As far as the most lavish and expensive apartment in Buenos Aires goes, it is generally agreed that one apartment tops them all.

In 1936, the tallest reinforced concrete structure in the world was built in Buenos Aires. It was 120 meters tall, just under 400 feet. This is the Kavanagh Building, and is still the tallest apartment block in South America.

Its whole 14th floor is given over to one apartment. This is luxury at its most impressive. The lift stops at its front door and the whole apartment is spread out over just under 2,000 square feet, plus another 800 odd square feet of terrace gardens.

It consists of several reception rooms and five en suite bedrooms.

The bathrooms are finished in imported marble. One of the reception rooms has a reinforced glass floor and another has a floor to ceiling aquarium.

This apartment currently rents out for approximately $5,000 US per week.

It is so beautiful that it has been chosen as the venue for several high profile social receptions.

As far as views go, it has spectacular vistas of its terraced gardens, with Buenos Aires below, overlooking the beautiful Plaza San Martin, and the River Plate spread beyond the city. In the distance, you can catch glimpses of Uruguay across the water.

At the other end of the spectrum, it is far less clear which is the cheapest accommodation available in Buenos Aires. Some estimates go well below $10 per person per night, and these are mostly for hostels.

You seem to get basically two types of hostels. One kind is just a place for a weary backpacker to rest his head for the night and move on after a day or two. Here you are usually offered dormitory accommodation, and the simplest amenities. You are likely to mix with young people who are mostly foreign tourists.

Some are a little more sophisticated and offer more for not very much more money. They offer communal recreational areas where you can watch TV, play pool, get internet access, and enjoy social gatherings with mostly other young people or possibly young families.

Then we come to family run hostels, often in really old historic buildings that have been renovated, but still retain the atmosphere of yesteryears. They advertise a ‘home from home’ type of accommodation. Their greatest draw card is that they offer you the chance to rub shoulders with the citizens of Buenos Aires and show you what the ordinary peoples’ homes and culture are really like.

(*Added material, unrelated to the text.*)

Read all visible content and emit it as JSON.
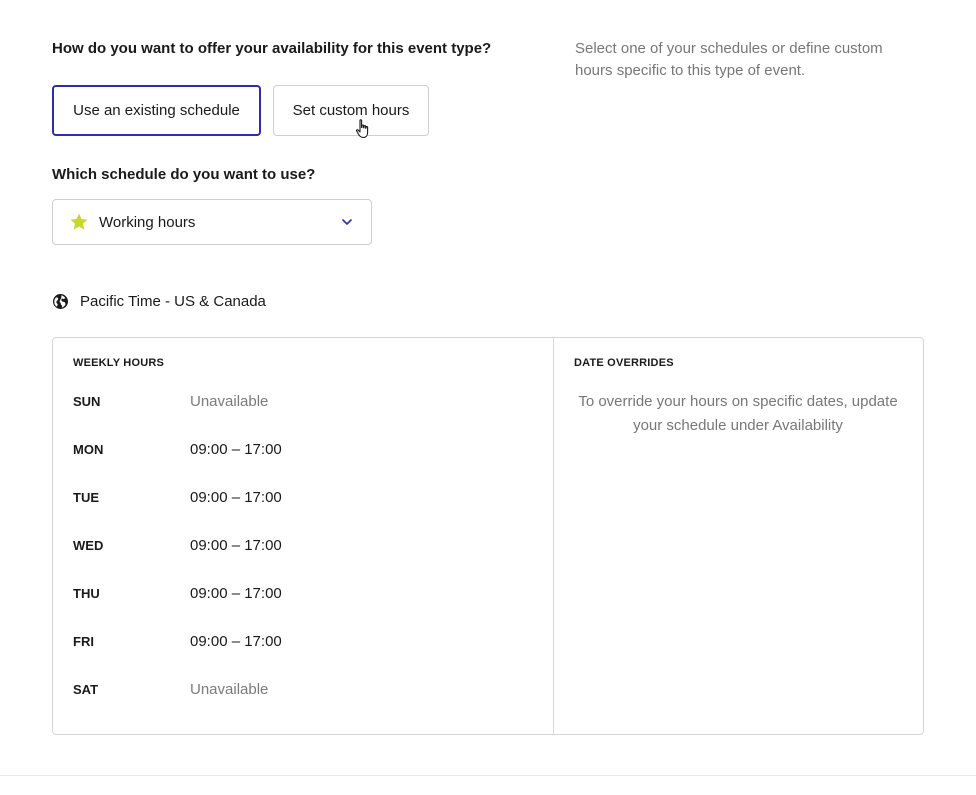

In between these two extremes, there is an endless variety of guest houses, apartments Buenos Aires and hotels, offering every sort of accommodation at a whole range of prices.